O you who hear prayer, to you all men will come. (vv 1-2)
When we reach the 65th psalm, the psalter takes a sudden turn to effusive praise and leaves behind the psalms of lament temporarily. God has been praised by the psalmist over and over without hesitation thus far, despite the threatening clouds that seemed to shadow each entry in the book. Here there is no lament; it is either cured or forgotten in favor of pure praise for the goodness of God toward those who love him.
When we were overwhelmed by sins, you forgave our transgressions.
Blessed are those you choose and bring near to live in your courts! (vv 3-4)
Though we should worship God simply because He is who He is, we most often associate our relationship to Him via his remarkable grace toward us sinners. We who were separated from Him by the chasm of our unholiness are given the opportunity to rejoin the community of belief through His grace. Washing us clean, God provides the way for us to move closer and kneel in the courts of praise.
Our response to the grace we are extended is praise for His righteous acts:
You answer us with awesome deeds of righteousness, O God our Savior, the hope of all the ends of the earth and of the farthest seas,
who formed the mountains by your power, having armed yourself with strength, who stilled the roaring of the seas,
the roaring of their waves, and the turmoil of the nations.
Those living far away fear your wonders; where morning dawns and evening fades you call forth songs of joy. (vv 5-8)
Our Father is not content to merely forgive us for our transgressions, he installs us in paradise in a lesser, but still overwhelming, expression of His love for us:
You care for the land and water it; you enrich it abundantly.

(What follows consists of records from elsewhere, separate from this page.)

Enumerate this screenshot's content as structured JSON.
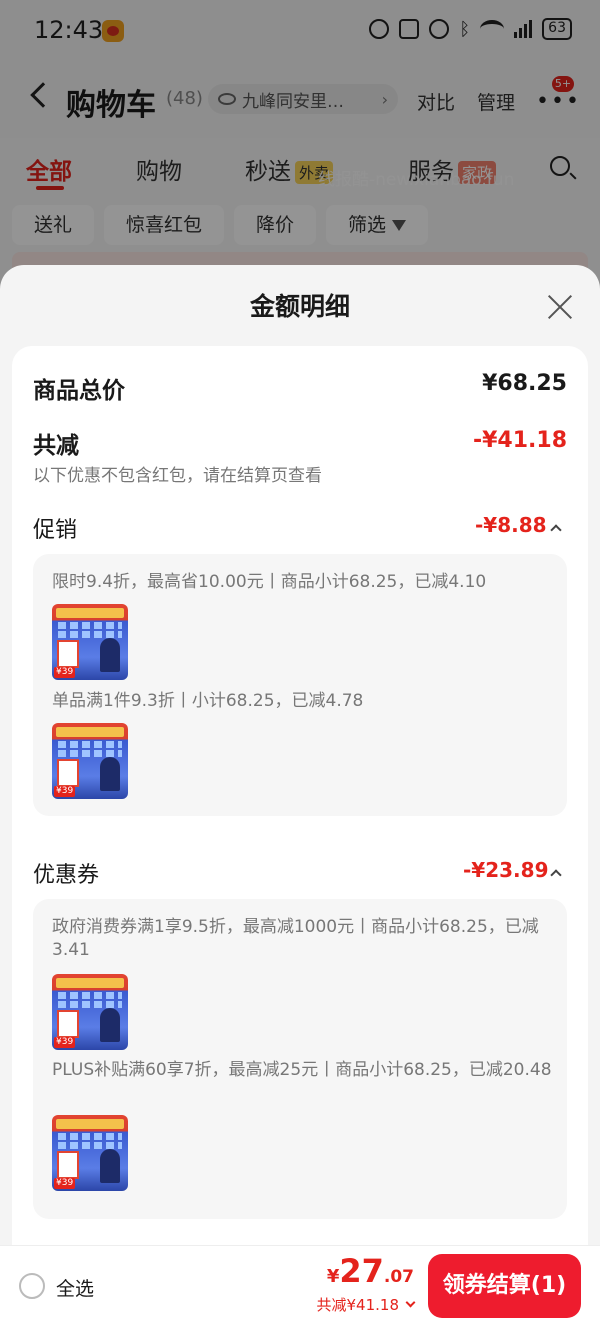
{
  "status_bar": {
    "time": "12:43",
    "battery": "63"
  },
  "header": {
    "title": "购物车",
    "count": "(48)",
    "address": "九峰同安里…",
    "compare": "对比",
    "manage": "管理",
    "msg_badge": "5+"
  },
  "tabs": [
    {
      "label": "全部",
      "badge": ""
    },
    {
      "label": "购物",
      "badge": ""
    },
    {
      "label": "秒送",
      "badge": "外卖"
    },
    {
      "label": "服务",
      "badge": "家政"
    }
  ],
  "watermark": "线报酷-new.xianbao.fun",
  "chips": [
    "送礼",
    "惊喜红包",
    "降价",
    "筛选"
  ],
  "sheet": {
    "title": "金额明细",
    "total_label": "商品总价",
    "total_value": "¥68.25",
    "discount_label": "共减",
    "discount_value": "-¥41.18",
    "discount_hint": "以下优惠不包含红包，请在结算页查看",
    "promo": {
      "label": "促销",
      "value": "-¥8.88",
      "items": [
        "限时9.4折，最高省10.00元丨商品小计68.25，已减4.10",
        "单品满1件9.3折丨小计68.25，已减4.78"
      ]
    },
    "coupon": {
      "label": "优惠券",
      "value": "-¥23.89",
      "items": [
        "政府消费券满1享9.5折，最高减1000元丨商品小计68.25，已减3.41",
        "PLUS补贴满60享7折，最高减25元丨商品小计68.25，已减20.48"
      ]
    },
    "thumb_price": "¥39"
  },
  "bottom_bar": {
    "select_all": "全选",
    "currency": "¥",
    "total_int": "27",
    "total_dec": ".07",
    "saved": "共减¥41.18",
    "checkout": "领券结算(1)"
  },
  "colors": {
    "accent_red": "#e4231c",
    "checkout_red": "#ee1c2e"
  }
}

The streams of God are filled with water to provide the people with grain, for so you have ordained it. (v 9)
Look around you, find a reason and praise Him today.